> **Directions**
Only text is carried over. Reproduce the entries below exactly.

> **Data shown**
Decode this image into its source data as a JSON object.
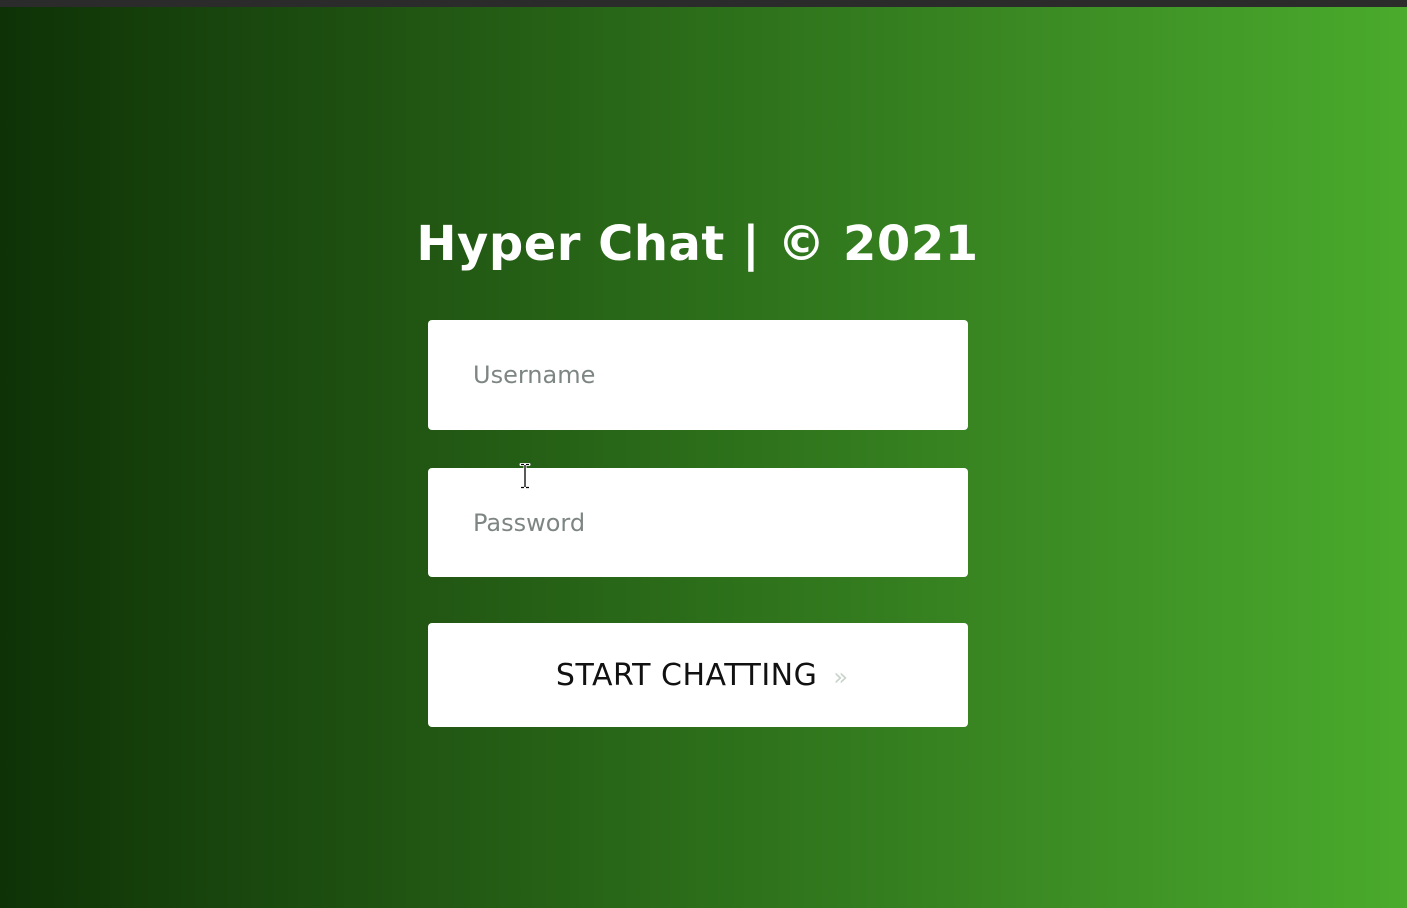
{
  "app": {
    "title": "Hyper Chat | © 2021"
  },
  "login_form": {
    "username_placeholder": "Username",
    "password_placeholder": "Password",
    "submit_label": "START CHATTING",
    "submit_icon": "»"
  },
  "icons": {
    "submit_icon_name": "double-chevron-right-icon",
    "cursor_icon_name": "text-cursor-icon"
  },
  "colors": {
    "gradient_start": "#0e3206",
    "gradient_end": "#4aab2c",
    "field_background": "#ffffff",
    "placeholder_text": "#7e8684"
  }
}
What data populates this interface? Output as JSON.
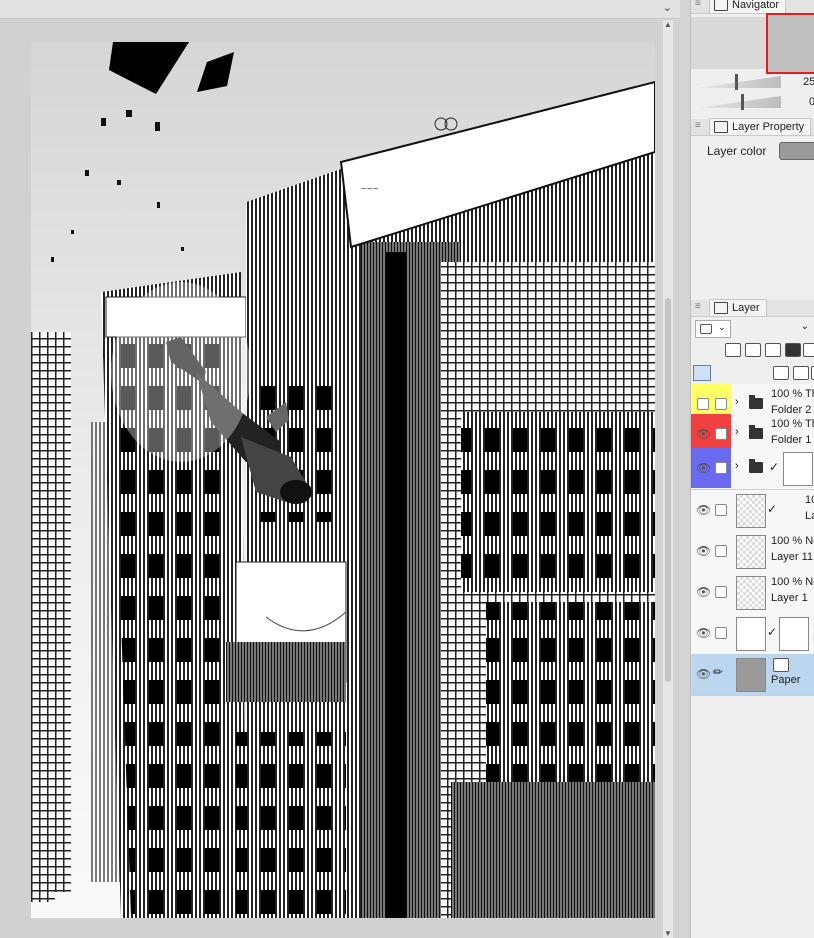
{
  "panels": {
    "navigator": {
      "title": "Navigator",
      "zoom_value": "25",
      "rotate_value": "0"
    },
    "layer_property": {
      "title": "Layer Property",
      "layer_color_label": "Layer color",
      "layer_color": "#9a9a9a"
    },
    "layer": {
      "title": "Layer"
    }
  },
  "layers": [
    {
      "line1": "100 % Th",
      "line2": "Folder 2",
      "color": "#ffff66",
      "kind": "folder",
      "visible": false
    },
    {
      "line1": "100 % Th",
      "line2": "Folder 1",
      "color": "#f04040",
      "kind": "folder",
      "visible": true
    },
    {
      "line1": "",
      "line2": "",
      "color": "#6a6af0",
      "kind": "folder-mask",
      "visible": true
    },
    {
      "line1": "10",
      "line2": "La",
      "color": "",
      "kind": "layer-mask",
      "visible": true
    },
    {
      "line1": "100 % No",
      "line2": "Layer 11",
      "color": "",
      "kind": "layer",
      "visible": true
    },
    {
      "line1": "100 % No",
      "line2": "Layer 1",
      "color": "",
      "kind": "layer",
      "visible": true
    },
    {
      "line1": "1",
      "line2": "F",
      "color": "",
      "kind": "frame",
      "visible": true
    },
    {
      "line1": "",
      "line2": "Paper",
      "color": "",
      "kind": "paper",
      "visible": true
    }
  ],
  "icons": [
    "eye-icon",
    "folder-icon",
    "chevron-down-icon",
    "lock-icon",
    "pencil-icon"
  ]
}
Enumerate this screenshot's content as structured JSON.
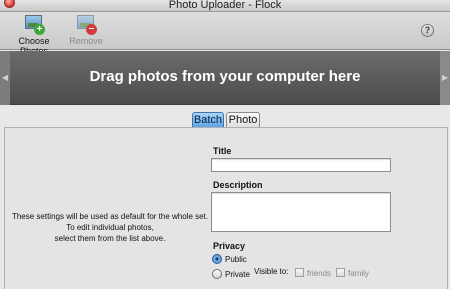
{
  "window": {
    "title": "Photo Uploader - Flock"
  },
  "toolbar": {
    "choose_label": "Choose Photos",
    "remove_label": "Remove",
    "help_symbol": "?"
  },
  "dropzone": {
    "message": "Drag photos from your computer here"
  },
  "tabs": [
    {
      "label": "Batch",
      "selected": true
    },
    {
      "label": "Photo",
      "selected": false
    }
  ],
  "batch": {
    "hint_lines": [
      "These settings will be used as default for the whole set.",
      "To edit individual photos,",
      "select them from the list above."
    ],
    "title_label": "Title",
    "title_value": "",
    "description_label": "Description",
    "description_value": "",
    "privacy_label": "Privacy",
    "public_label": "Public",
    "private_label": "Private",
    "privacy_selected": "Public",
    "visible_to_label": "Visible to:",
    "friends_label": "friends",
    "family_label": "family"
  }
}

> **Task result**
Decode this image into its source data as a JSON object.
{
  "app": {
    "title": "Hyper Chat | © 2021"
  },
  "login_form": {
    "username_placeholder": "Username",
    "password_placeholder": "Password",
    "submit_label": "START CHATTING",
    "submit_icon": "»"
  },
  "icons": {
    "submit_icon_name": "double-chevron-right-icon",
    "cursor_icon_name": "text-cursor-icon"
  },
  "colors": {
    "gradient_start": "#0e3206",
    "gradient_end": "#4aab2c",
    "field_background": "#ffffff",
    "placeholder_text": "#7e8684"
  }
}
What data populates this interface? Output as JSON.
{
  "panels": {
    "navigator": {
      "title": "Navigator",
      "zoom_value": "25",
      "rotate_value": "0"
    },
    "layer_property": {
      "title": "Layer Property",
      "layer_color_label": "Layer color",
      "layer_color": "#9a9a9a"
    },
    "layer": {
      "title": "Layer"
    }
  },
  "layers": [
    {
      "line1": "100 % Th",
      "line2": "Folder 2",
      "color": "#ffff66",
      "kind": "folder",
      "visible": false
    },
    {
      "line1": "100 % Th",
      "line2": "Folder 1",
      "color": "#f04040",
      "kind": "folder",
      "visible": true
    },
    {
      "line1": "",
      "line2": "",
      "color": "#6a6af0",
      "kind": "folder-mask",
      "visible": true
    },
    {
      "line1": "10",
      "line2": "La",
      "color": "",
      "kind": "layer-mask",
      "visible": true
    },
    {
      "line1": "100 % No",
      "line2": "Layer 11",
      "color": "",
      "kind": "layer",
      "visible": true
    },
    {
      "line1": "100 % No",
      "line2": "Layer 1",
      "color": "",
      "kind": "layer",
      "visible": true
    },
    {
      "line1": "1",
      "line2": "F",
      "color": "",
      "kind": "frame",
      "visible": true
    },
    {
      "line1": "",
      "line2": "Paper",
      "color": "",
      "kind": "paper",
      "visible": true
    }
  ],
  "icons": [
    "eye-icon",
    "folder-icon",
    "chevron-down-icon",
    "lock-icon",
    "pencil-icon"
  ]
}
Enumerate this screenshot's content as structured JSON.
{
  "window": {
    "title": "Photo Uploader - Flock"
  },
  "toolbar": {
    "choose_label": "Choose Photos",
    "remove_label": "Remove",
    "help_symbol": "?"
  },
  "dropzone": {
    "message": "Drag photos from your computer here"
  },
  "tabs": [
    {
      "label": "Batch",
      "selected": true
    },
    {
      "label": "Photo",
      "selected": false
    }
  ],
  "batch": {
    "hint_lines": [
      "These settings will be used as default for the whole set.",
      "To edit individual photos,",
      "select them from the list above."
    ],
    "title_label": "Title",
    "title_value": "",
    "description_label": "Description",
    "description_value": "",
    "privacy_label": "Privacy",
    "public_label": "Public",
    "private_label": "Private",
    "privacy_selected": "Public",
    "visible_to_label": "Visible to:",
    "friends_label": "friends",
    "family_label": "family"
  }
}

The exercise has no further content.